Almost three months since launching a new contract for residential garbage collection and recycling, Cornelius officials are still fine-tuning some loose ends.
The early hiccups, such as a shortage of new containers, as well as missed pick-ups, have largely been resolved.
However, the town is still struggling with the best means of encouraging voluntary recycling for those who live in condos, townhomes and apartment buildings.
The town provides both trash and recycling pick-up for townhomes and condos. However, the lack of adequate space to store recycling containers limits the level of residential participation at many of these facilities.
"The major problem with condo recycling is that these facilities normally do not have a good place to put a Dumpster for recycling so they have to build something which costs them more money," said Nicole Grandelli, a property manager at CSI in Davidson, which manages several large condo facilities in Cornelius.
Meanwhile, apartment building owners usually pay for their trash and recycling pick-up.
However, Cornelius has implemented a pilot project at Bexley at Lake Norman, a large apartment complex formerly called Sterling Bay.

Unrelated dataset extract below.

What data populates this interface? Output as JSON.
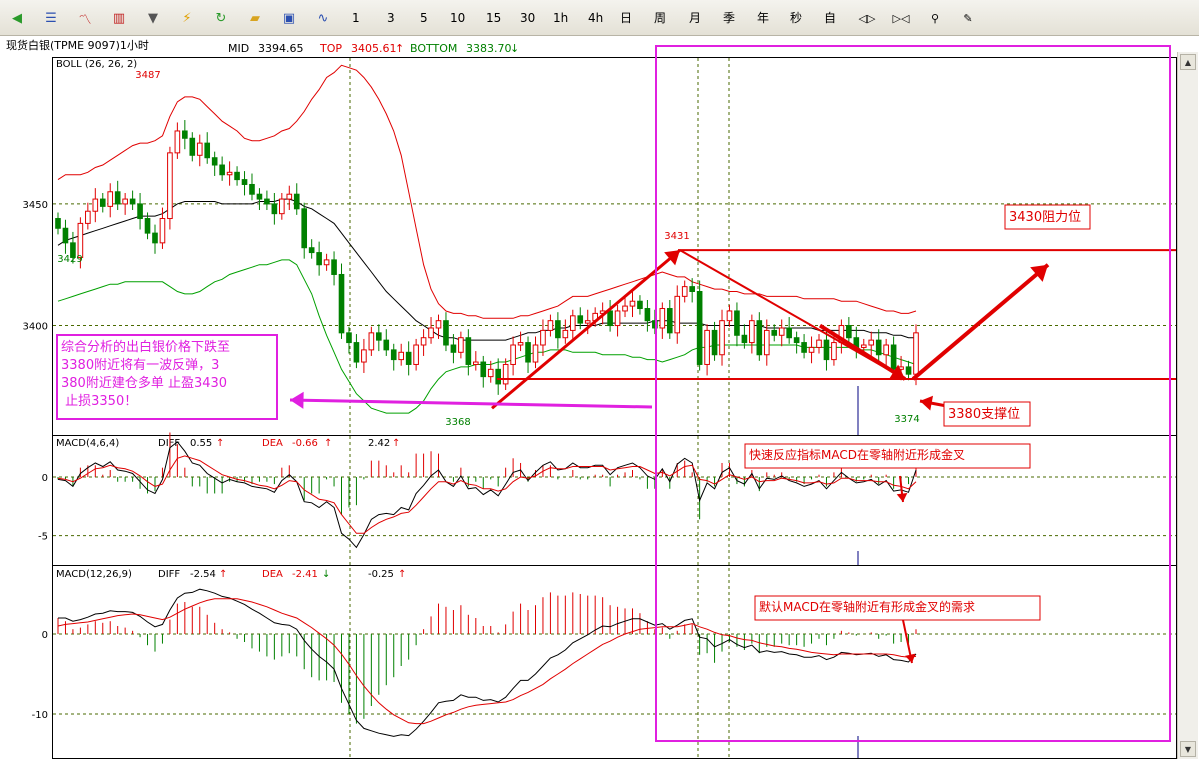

"We've implemented this program to see how recycling worked in apartments," said Assistant Town Manager Andrew Grant. "In this case, the town is paying for the recycling pick-up, for now, while the regular trash Dumpster pick-up is paid by the apartment complex."
As with the townhomes and condos, the issue of having space to store an adequate number of bins is a problem.
"I've got 280 apartments in my building," said Robert Winkler, maintenance assistant of Bexley at Lake Norman, at the north end of Holiday Lane.
"We're about 92 percent occupied, yet the town has given us only 11 bins."
Winkler says even the larger bins fill up before the recycling pick-up, which is every other week. In order to avoid an overflow, he has to dump them into the regular waste Dumpster.
"To me, this completely defeats the purpose of separating the waste for recycling," said Winkler.
He also claims the switch from a recycling collection every week to every two weeks further complicates the issue.
Providing more recycling bins "depends on the number of units in a condo or apartment building, anticipated volume of recyclables, and physical limitations (if any) of each site," said Grant.
"We do try to make the recycling work as best as possible," said Grant.
The change to Republic Waste Services for private homes and individual townhomes seems to be going well according to town officials.
Under the new contract which began on July 1, each homeowner is provided one green 96-gallon garbage cart and one blue 64-gallon recycling cart. The garbage is collected weekly and the recycling every two weeks. Under the previous contract, recycling containers were much smaller, but they were emptied weekly.
"We switched to the every other week schedule for several reasons," said Grant.
"We wanted to get more capacity for recycling, and going from 16-gallon bins to a 64-gallon cart with a bi-weekly schedule, actually doubles the capacity of recyclables.
" We also feel that the carts are easier to maneuver for our residents, especially the seniors, plus we had a lot of issues with debris blowing out of the bins and going all over the streets," said Grant.
Grant also noted Mecklenburg County's Recycling Center where the recyclables are taken was recently converted to allow for single-stream recycling. With single-stream, the entire process is more efficient and faster since recyclable items such as cans, bottles and newspapers no longer have to be separated by hand, lowering the costs of recycling.
Despite the obstacles, Grant says the town is committed to making the new collection schedule work for everyone.
"Here in Cornelius, while our recycling program is voluntary, it is also heavily encouraged. We will respond to individual issues as we hear about them."